Starting to look beyond the current Coronavirus (COVID-19) health emergency, read how our members are planning to help keep visitors safe.

Drawing of the Coronation Chair

The Coronation Chair

The Coronation Chair, known historically as St Edward’s Chair or King Edward’s Chair, is an ancient wooden chair in Westminster Abbey on which British monarchs sit when they are crowned at their coronations. 26 monarchs, including Queen Elizabeth II, have been crowned on the chair since it was commissioned in 1296 by King Edward I. It was built to contain the coronation stone of Scotland, the Stone of Scone, now returned to the Scots. Today, its appearance is of aged and brittle wood but it is still a chair with a lot of history.

Blue Badge Guide Debbie Keenan gives us a run down of her top 10 facts about the chair.

1   It is the oldest piece of furniture in the UK still used for its original purpose by a known artist.

2   The chair was named after King Edward the Confessor (1042-1066) and was previously kept in his shrine at Westminster Abbey.

 

 

the head of Queen Elizabeth II

Queen Elizabeth II was crowned on the chair in 1953

 All crowned monarchs have been seated in this chair at the moment of coronation, with the exception of Queen Mary II, who was crowned on a copy of the chair.

 Monarchs used to sit on the Stone of Scone itself until a wooden platform was added in the 17th century.

5   Gilded lions were added in the 16th century to form the legs of the chair and were later replaced in 1727. The chair was originally gilded, painted and inlaid with glass mosaics, traces of which are still visible, especially at the back where images of birds, animals and foliage have survived to this day.

Westminster Abbey

The Coronation Chair can be viewed by visitors to the Westminster Abbey

6   In the 18th century, visitors to the abbey were allowed to sit in the chair for a small payment to the verger. Others carved their initials and other graffiti into the chair and the corner posts were damaged by souvenir hunters. Sir Gilbert Scott described the chair as “ a magnificent piece of decoration but sadly mutilated.

7   On the 11 June 1914, the chair was damaged during a bomb attack thought to have been organised by the Suffragettes. Luckily no one was injured and the chair was faithfully restored.

 Over the eight centuries of its existence, the chair has only been removed from Westminster Abbey twice – once when Oliver Cromwell was inducted as Lord Protector in the 17th-century and second during the Second World War when it was moved to Gloucester Cathedral for safe-keeping.

Edinburgh Castle

The Stone of Scone was returned to Scotland where it is kept at Edinburgh Castle

9   On Christmas Day in 1950, Scottish Nationalists broke into the abbey and stole the Stone of Scone. It was then recovered in time for the coronation of our present queen and in 1996, the Stone of Scone was returned to Scotland where it is kept at Edinburgh Castle.

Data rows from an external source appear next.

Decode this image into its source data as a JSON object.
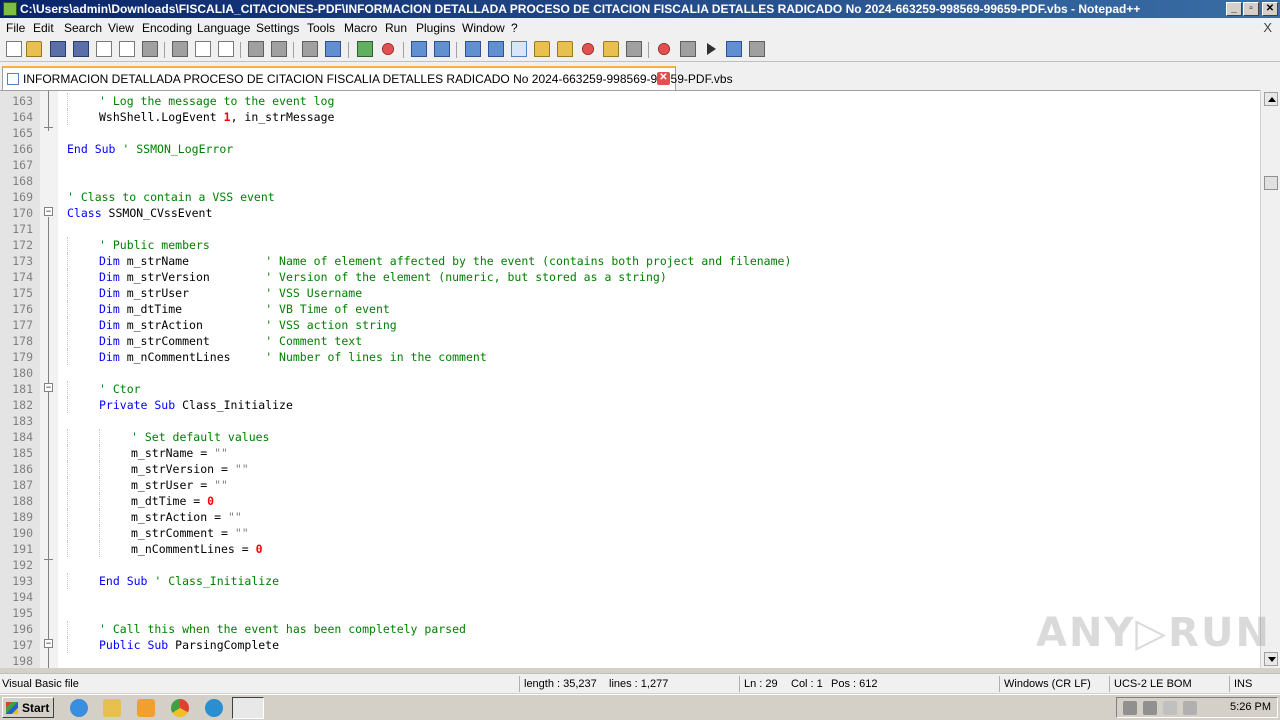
{
  "window": {
    "title": "C:\\Users\\admin\\Downloads\\FISCALIA_CITACIONES-PDF\\INFORMACION DETALLADA PROCESO DE CITACION FISCALIA DETALLES RADICADO No 2024-663259-998569-99659-PDF.vbs - Notepad++",
    "minimize": "_",
    "maximize": "▫",
    "close": "✕"
  },
  "menu": {
    "items": [
      "File",
      "Edit",
      "Search",
      "View",
      "Encoding",
      "Language",
      "Settings",
      "Tools",
      "Macro",
      "Run",
      "Plugins",
      "Window",
      "?"
    ],
    "close": "X"
  },
  "toolbar": {
    "icons": [
      "new-file-icon",
      "open-file-icon",
      "save-icon",
      "save-all-icon",
      "close-icon",
      "close-all-icon",
      "print-icon",
      "cut-icon",
      "copy-icon",
      "paste-icon",
      "undo-icon",
      "redo-icon",
      "find-icon",
      "replace-icon",
      "zoom-in-icon",
      "zoom-out-icon",
      "sync-vertical-icon",
      "sync-horizontal-icon",
      "word-wrap-icon",
      "show-all-characters-icon",
      "indent-guide-icon",
      "user-language-icon",
      "document-map-icon",
      "function-list-icon",
      "folder-as-workspace-icon",
      "monitoring-icon",
      "record-macro-icon",
      "stop-macro-icon",
      "play-macro-icon",
      "run-macro-multiple-icon",
      "save-macro-icon"
    ]
  },
  "tab": {
    "label": "INFORMACION DETALLADA PROCESO DE CITACION FISCALIA DETALLES RADICADO No 2024-663259-998569-99659-PDF.vbs",
    "close": "✕"
  },
  "editor": {
    "lines": [
      {
        "n": "163",
        "indent": 1,
        "parts": [
          [
            "cm",
            "' Log the message to the event log"
          ]
        ]
      },
      {
        "n": "164",
        "indent": 1,
        "parts": [
          [
            "id",
            "WshShell.LogEvent "
          ],
          [
            "num",
            "1"
          ],
          [
            "id",
            ", in_strMessage"
          ]
        ]
      },
      {
        "n": "165",
        "indent": 0,
        "parts": []
      },
      {
        "n": "166",
        "indent": 0,
        "parts": [
          [
            "kw",
            "End Sub"
          ],
          [
            "id",
            " "
          ],
          [
            "cm",
            "' SSMON_LogError"
          ]
        ]
      },
      {
        "n": "167",
        "indent": 0,
        "parts": []
      },
      {
        "n": "168",
        "indent": 0,
        "parts": []
      },
      {
        "n": "169",
        "indent": 0,
        "parts": [
          [
            "cm",
            "' Class to contain a VSS event"
          ]
        ]
      },
      {
        "n": "170",
        "indent": 0,
        "parts": [
          [
            "kw",
            "Class"
          ],
          [
            "id",
            " SSMON_CVssEvent"
          ]
        ]
      },
      {
        "n": "171",
        "indent": 0,
        "parts": []
      },
      {
        "n": "172",
        "indent": 1,
        "parts": [
          [
            "cm",
            "' Public members"
          ]
        ]
      },
      {
        "n": "173",
        "indent": 1,
        "parts": [
          [
            "kw",
            "Dim"
          ],
          [
            "id",
            " m_strName           "
          ],
          [
            "cm",
            "' Name of element affected by the event (contains both project and filename)"
          ]
        ]
      },
      {
        "n": "174",
        "indent": 1,
        "parts": [
          [
            "kw",
            "Dim"
          ],
          [
            "id",
            " m_strVersion        "
          ],
          [
            "cm",
            "' Version of the element (numeric, but stored as a string)"
          ]
        ]
      },
      {
        "n": "175",
        "indent": 1,
        "parts": [
          [
            "kw",
            "Dim"
          ],
          [
            "id",
            " m_strUser           "
          ],
          [
            "cm",
            "' VSS Username"
          ]
        ]
      },
      {
        "n": "176",
        "indent": 1,
        "parts": [
          [
            "kw",
            "Dim"
          ],
          [
            "id",
            " m_dtTime            "
          ],
          [
            "cm",
            "' VB Time of event"
          ]
        ]
      },
      {
        "n": "177",
        "indent": 1,
        "parts": [
          [
            "kw",
            "Dim"
          ],
          [
            "id",
            " m_strAction         "
          ],
          [
            "cm",
            "' VSS action string"
          ]
        ]
      },
      {
        "n": "178",
        "indent": 1,
        "parts": [
          [
            "kw",
            "Dim"
          ],
          [
            "id",
            " m_strComment        "
          ],
          [
            "cm",
            "' Comment text"
          ]
        ]
      },
      {
        "n": "179",
        "indent": 1,
        "parts": [
          [
            "kw",
            "Dim"
          ],
          [
            "id",
            " m_nCommentLines     "
          ],
          [
            "cm",
            "' Number of lines in the comment"
          ]
        ]
      },
      {
        "n": "180",
        "indent": 0,
        "parts": []
      },
      {
        "n": "181",
        "indent": 1,
        "parts": [
          [
            "cm",
            "' Ctor"
          ]
        ]
      },
      {
        "n": "182",
        "indent": 1,
        "parts": [
          [
            "kw",
            "Private Sub"
          ],
          [
            "id",
            " Class_Initialize"
          ]
        ]
      },
      {
        "n": "183",
        "indent": 0,
        "parts": []
      },
      {
        "n": "184",
        "indent": 2,
        "parts": [
          [
            "cm",
            "' Set default values"
          ]
        ]
      },
      {
        "n": "185",
        "indent": 2,
        "parts": [
          [
            "id",
            "m_strName = "
          ],
          [
            "str",
            "\"\""
          ]
        ]
      },
      {
        "n": "186",
        "indent": 2,
        "parts": [
          [
            "id",
            "m_strVersion = "
          ],
          [
            "str",
            "\"\""
          ]
        ]
      },
      {
        "n": "187",
        "indent": 2,
        "parts": [
          [
            "id",
            "m_strUser = "
          ],
          [
            "str",
            "\"\""
          ]
        ]
      },
      {
        "n": "188",
        "indent": 2,
        "parts": [
          [
            "id",
            "m_dtTime = "
          ],
          [
            "num",
            "0"
          ]
        ]
      },
      {
        "n": "189",
        "indent": 2,
        "parts": [
          [
            "id",
            "m_strAction = "
          ],
          [
            "str",
            "\"\""
          ]
        ]
      },
      {
        "n": "190",
        "indent": 2,
        "parts": [
          [
            "id",
            "m_strComment = "
          ],
          [
            "str",
            "\"\""
          ]
        ]
      },
      {
        "n": "191",
        "indent": 2,
        "parts": [
          [
            "id",
            "m_nCommentLines = "
          ],
          [
            "num",
            "0"
          ]
        ]
      },
      {
        "n": "192",
        "indent": 0,
        "parts": []
      },
      {
        "n": "193",
        "indent": 1,
        "parts": [
          [
            "kw",
            "End Sub"
          ],
          [
            "id",
            " "
          ],
          [
            "cm",
            "' Class_Initialize"
          ]
        ]
      },
      {
        "n": "194",
        "indent": 0,
        "parts": []
      },
      {
        "n": "195",
        "indent": 0,
        "parts": []
      },
      {
        "n": "196",
        "indent": 1,
        "parts": [
          [
            "cm",
            "' Call this when the event has been completely parsed"
          ]
        ]
      },
      {
        "n": "197",
        "indent": 1,
        "parts": [
          [
            "kw",
            "Public Sub"
          ],
          [
            "id",
            " ParsingComplete"
          ]
        ]
      },
      {
        "n": "198",
        "indent": 0,
        "parts": []
      }
    ]
  },
  "watermark": "ANY▷RUN",
  "status": {
    "language": "Visual Basic file",
    "length": "length : 35,237",
    "lines": "lines : 1,277",
    "ln": "Ln : 29",
    "col": "Col : 1",
    "pos": "Pos : 612",
    "eol": "Windows (CR LF)",
    "encoding": "UCS-2 LE BOM",
    "mode": "INS"
  },
  "taskbar": {
    "start": "Start",
    "apps": [
      "internet-explorer-icon",
      "explorer-icon",
      "media-player-icon",
      "chrome-icon",
      "edge-icon",
      "notepadpp-icon"
    ],
    "clock": "5:26 PM"
  },
  "colors": {
    "keyword": "#0000ff",
    "comment": "#008000",
    "number": "#ff0000",
    "string": "#808080",
    "titlebar": "#0a246a"
  }
}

A condition of its return is that it can be returned to England for coronations.

10  The Coronation Chair is highly protected and only leaves its secure location in St George’s Chapel in the nave of the abbey during coronations when it is sited near the High Altar.

Between 2010 and 2012, the chair was cleaned and restored by a team of experts and visitors were able to watch. The Coronation Chair can be viewed by visitors to the abbey and it is a real treat.

 

Debbie Keenan is a Blue Badge Guide working in Southern England and specialising in tours of Windsor.

Book this guide button